Sorry this isn’t how Religion needs to work in the modern world.
Some Churches make religion so unaccommodating, so unapproachable and so unfriendly that younger generations are put off in droves. Priests, Vicars, my white collared brethren listen up, you need more than Beryl, you need the young to sing your praises (oh dear) and encourage new generations to attend Church.
The world has changed and religion needs to change to exist with relevance and meaning in the modern world. It simply has to.
I’m not talking about one big party, or taking away from the weight or seriousness of people’s beliefs and subsequent religion nor any disrespect to the faith, the church and those whom devote their lifes to it, really I’m not. I respect that. But Catholicism can’t be like the Borg from Star Trek, People can’t be punished passively by overzealous priests for not assimilating in the ‘right way’ surely?
I’ve often thought Churches need to be run like start-up businesses, as often they are like start-ups, with little staff and absolutely no money so here’s a few ideas:
- Your religion in plain English lessons – a bit like a translation service for those who want to get into and understand religion, have tried reading the bible since school, and want a helping hand to make it relevant to them. Think young parents and those who maybe aren’t as well educated as others. This could be done over a coffee morning, with the priest offering a drop in session a couple times a week.
- An open door policy – one who accepts those who want to go to Church, don’t know where to start, don’t know how Holy Communion works, have never been to a service before. Not knowing when to go and get your symbolised blood of Christ and what to say doesn’t mean you don’t have faith, it just means you have never done it before and Churches need to explain the rules to all these to newbies. Don’t think it matters? Tell that to ‘Beryl’ whose been glaring from her pew for the last 20 minutes because you don’t know the words to All Things Bright And Beautiful. (maybe you’re more a 50 Cent person)
You know that thing schools do sometimes, where they take something historic and weighty and try & turn it into something modern and more relevant, you know like Shakespeare (Macbeth) on a Council Estate using Rap to explain the meaning or something, well why not do that for religion?
Look Churches & councils, you need people. You need people to attend, consistently and regularly. You need people to want to, not just out of blind faith – those people are dying out, and you’re in danger of running the churches dry. I’m totally aware the Churches do AMAZING things for the parish, and the communities they support, that’s one of the reasons I have faith, BUT you have to stop doing it with the weight of judgement on people.

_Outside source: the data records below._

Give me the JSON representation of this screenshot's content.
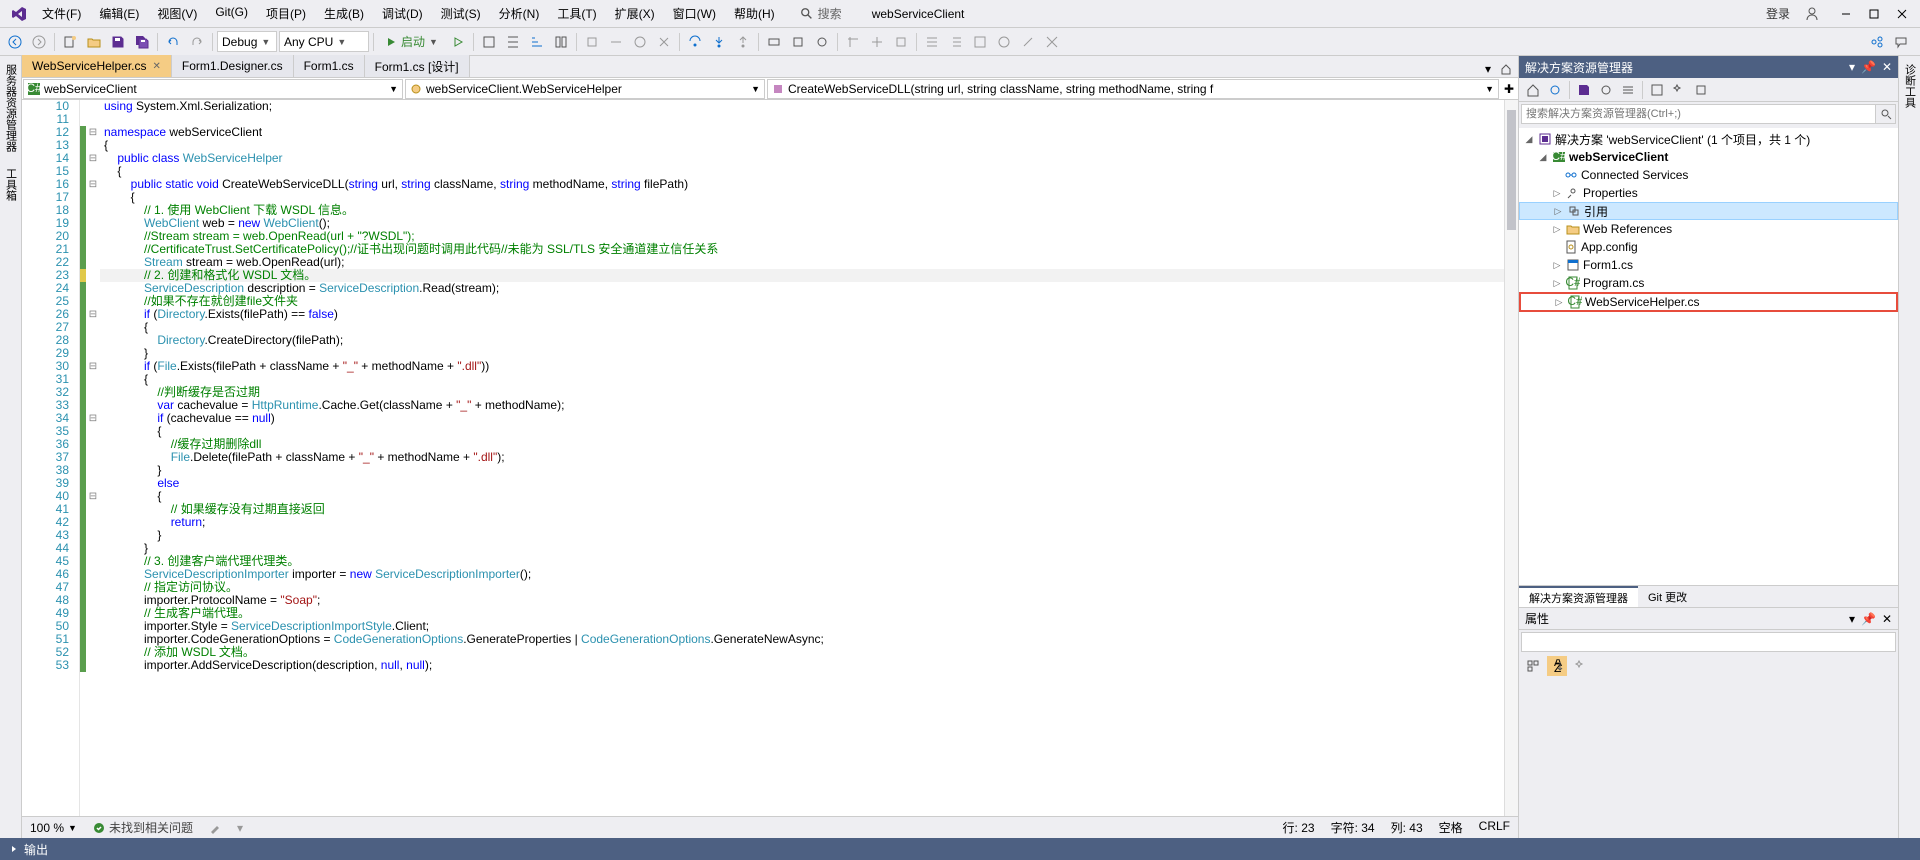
{
  "menu": {
    "items": [
      "文件(F)",
      "编辑(E)",
      "视图(V)",
      "Git(G)",
      "项目(P)",
      "生成(B)",
      "调试(D)",
      "测试(S)",
      "分析(N)",
      "工具(T)",
      "扩展(X)",
      "窗口(W)",
      "帮助(H)"
    ],
    "search": "搜索",
    "title": "webServiceClient",
    "login": "登录"
  },
  "toolbar": {
    "config": "Debug",
    "platform": "Any CPU",
    "start": "启动"
  },
  "tabs": [
    {
      "label": "WebServiceHelper.cs",
      "active": true
    },
    {
      "label": "Form1.Designer.cs",
      "active": false
    },
    {
      "label": "Form1.cs",
      "active": false
    },
    {
      "label": "Form1.cs [设计]",
      "active": false
    }
  ],
  "breadcrumb": {
    "c1": "webServiceClient",
    "c2": "webServiceClient.WebServiceHelper",
    "c3": "CreateWebServiceDLL(string url, string className, string methodName, string f"
  },
  "code": {
    "start": 10,
    "lines": [
      {
        "n": 10,
        "t": "",
        "h": "<span class='kw'>using</span> System.Xml.Serialization;"
      },
      {
        "n": 11,
        "t": "",
        "h": ""
      },
      {
        "n": 12,
        "t": "g",
        "f": "⊟",
        "h": "<span class='kw'>namespace</span> webServiceClient"
      },
      {
        "n": 13,
        "t": "g",
        "h": "{"
      },
      {
        "n": 14,
        "t": "g",
        "f": "⊟",
        "h": "    <span class='kw'>public</span> <span class='kw'>class</span> <span class='type'>WebServiceHelper</span>"
      },
      {
        "n": 15,
        "t": "g",
        "h": "    {"
      },
      {
        "n": 16,
        "t": "g",
        "f": "⊟",
        "h": "        <span class='kw'>public</span> <span class='kw'>static</span> <span class='kw'>void</span> CreateWebServiceDLL(<span class='kw'>string</span> url, <span class='kw'>string</span> className, <span class='kw'>string</span> methodName, <span class='kw'>string</span> filePath)"
      },
      {
        "n": 17,
        "t": "g",
        "h": "        {"
      },
      {
        "n": 18,
        "t": "g",
        "h": "            <span class='com'>// 1. 使用 WebClient 下载 WSDL 信息。</span>"
      },
      {
        "n": 19,
        "t": "g",
        "h": "            <span class='type'>WebClient</span> web = <span class='kw'>new</span> <span class='type'>WebClient</span>();"
      },
      {
        "n": 20,
        "t": "g",
        "h": "            <span class='com'>//Stream stream = web.OpenRead(url + \"?WSDL\");</span>"
      },
      {
        "n": 21,
        "t": "g",
        "h": "            <span class='com'>//CertificateTrust.SetCertificatePolicy();//证书出现问题时调用此代码//未能为 SSL/TLS 安全通道建立信任关系</span>"
      },
      {
        "n": 22,
        "t": "g",
        "h": "            <span class='type'>Stream</span> stream = web.OpenRead(url);"
      },
      {
        "n": 23,
        "t": "y",
        "hl": true,
        "h": "            <span class='com'>// 2. 创建和格式化 WSDL 文档。</span>"
      },
      {
        "n": 24,
        "t": "g",
        "h": "            <span class='type'>ServiceDescription</span> description = <span class='type'>ServiceDescription</span>.Read(stream);"
      },
      {
        "n": 25,
        "t": "g",
        "h": "            <span class='com'>//如果不存在就创建file文件夹</span>"
      },
      {
        "n": 26,
        "t": "g",
        "f": "⊟",
        "h": "            <span class='kw'>if</span> (<span class='type'>Directory</span>.Exists(filePath) == <span class='kw'>false</span>)"
      },
      {
        "n": 27,
        "t": "g",
        "h": "            {"
      },
      {
        "n": 28,
        "t": "g",
        "h": "                <span class='type'>Directory</span>.CreateDirectory(filePath);"
      },
      {
        "n": 29,
        "t": "g",
        "h": "            }"
      },
      {
        "n": 30,
        "t": "g",
        "f": "⊟",
        "h": "            <span class='kw'>if</span> (<span class='type'>File</span>.Exists(filePath + className + <span class='str'>\"_\"</span> + methodName + <span class='str'>\".dll\"</span>))"
      },
      {
        "n": 31,
        "t": "g",
        "h": "            {"
      },
      {
        "n": 32,
        "t": "g",
        "h": "                <span class='com'>//判断缓存是否过期</span>"
      },
      {
        "n": 33,
        "t": "g",
        "h": "                <span class='kw'>var</span> cachevalue = <span class='type'>HttpRuntime</span>.Cache.Get(className + <span class='str'>\"_\"</span> + methodName);"
      },
      {
        "n": 34,
        "t": "g",
        "f": "⊟",
        "h": "                <span class='kw'>if</span> (cachevalue == <span class='kw'>null</span>)"
      },
      {
        "n": 35,
        "t": "g",
        "h": "                {"
      },
      {
        "n": 36,
        "t": "g",
        "h": "                    <span class='com'>//缓存过期删除dll</span>"
      },
      {
        "n": 37,
        "t": "g",
        "h": "                    <span class='type'>File</span>.Delete(filePath + className + <span class='str'>\"_\"</span> + methodName + <span class='str'>\".dll\"</span>);"
      },
      {
        "n": 38,
        "t": "g",
        "h": "                }"
      },
      {
        "n": 39,
        "t": "g",
        "h": "                <span class='kw'>else</span>"
      },
      {
        "n": 40,
        "t": "g",
        "f": "⊟",
        "h": "                {"
      },
      {
        "n": 41,
        "t": "g",
        "h": "                    <span class='com'>// 如果缓存没有过期直接返回</span>"
      },
      {
        "n": 42,
        "t": "g",
        "h": "                    <span class='kw'>return</span>;"
      },
      {
        "n": 43,
        "t": "g",
        "h": "                }"
      },
      {
        "n": 44,
        "t": "g",
        "h": "            }"
      },
      {
        "n": 45,
        "t": "g",
        "h": "            <span class='com'>// 3. 创建客户端代理代理类。</span>"
      },
      {
        "n": 46,
        "t": "g",
        "h": "            <span class='type'>ServiceDescriptionImporter</span> importer = <span class='kw'>new</span> <span class='type'>ServiceDescriptionImporter</span>();"
      },
      {
        "n": 47,
        "t": "g",
        "h": "            <span class='com'>// 指定访问协议。</span>"
      },
      {
        "n": 48,
        "t": "g",
        "h": "            importer.ProtocolName = <span class='str'>\"Soap\"</span>;"
      },
      {
        "n": 49,
        "t": "g",
        "h": "            <span class='com'>// 生成客户端代理。</span>"
      },
      {
        "n": 50,
        "t": "g",
        "h": "            importer.Style = <span class='type'>ServiceDescriptionImportStyle</span>.Client;"
      },
      {
        "n": 51,
        "t": "g",
        "h": "            importer.CodeGenerationOptions = <span class='type'>CodeGenerationOptions</span>.GenerateProperties | <span class='type'>CodeGenerationOptions</span>.GenerateNewAsync;"
      },
      {
        "n": 52,
        "t": "g",
        "h": "            <span class='com'>// 添加 WSDL 文档。</span>"
      },
      {
        "n": 53,
        "t": "g",
        "h": "            importer.AddServiceDescription(description, <span class='kw'>null</span>, <span class='kw'>null</span>);"
      }
    ]
  },
  "edstatus": {
    "zoom": "100 %",
    "issues": "未找到相关问题",
    "line": "行: 23",
    "char": "字符: 34",
    "col": "列: 43",
    "spaces": "空格",
    "crlf": "CRLF"
  },
  "solution": {
    "title": "解决方案资源管理器",
    "search_ph": "搜索解决方案资源管理器(Ctrl+;)",
    "root": "解决方案 'webServiceClient' (1 个项目，共 1 个)",
    "project": "webServiceClient",
    "nodes": {
      "connected": "Connected Services",
      "properties": "Properties",
      "refs": "引用",
      "webrefs": "Web References",
      "appconfig": "App.config",
      "form1": "Form1.cs",
      "program": "Program.cs",
      "wshelper": "WebServiceHelper.cs"
    },
    "tab1": "解决方案资源管理器",
    "tab2": "Git 更改"
  },
  "props": {
    "title": "属性"
  },
  "rail": {
    "left1": "服务器资源管理器",
    "left2": "工具箱",
    "right1": "诊断工具"
  },
  "statusbar": {
    "output": "输出"
  }
}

Religion has to change if you want to capture the young, I’m becoming disillusioned and I’m right at the edge of the X gen/Millennial demographic. My children, and their children, although will be faith practising will be at risk of having their religion cease to become relevant, practising their faith in more accepting surroundings that in the future, probably won’t look like a church.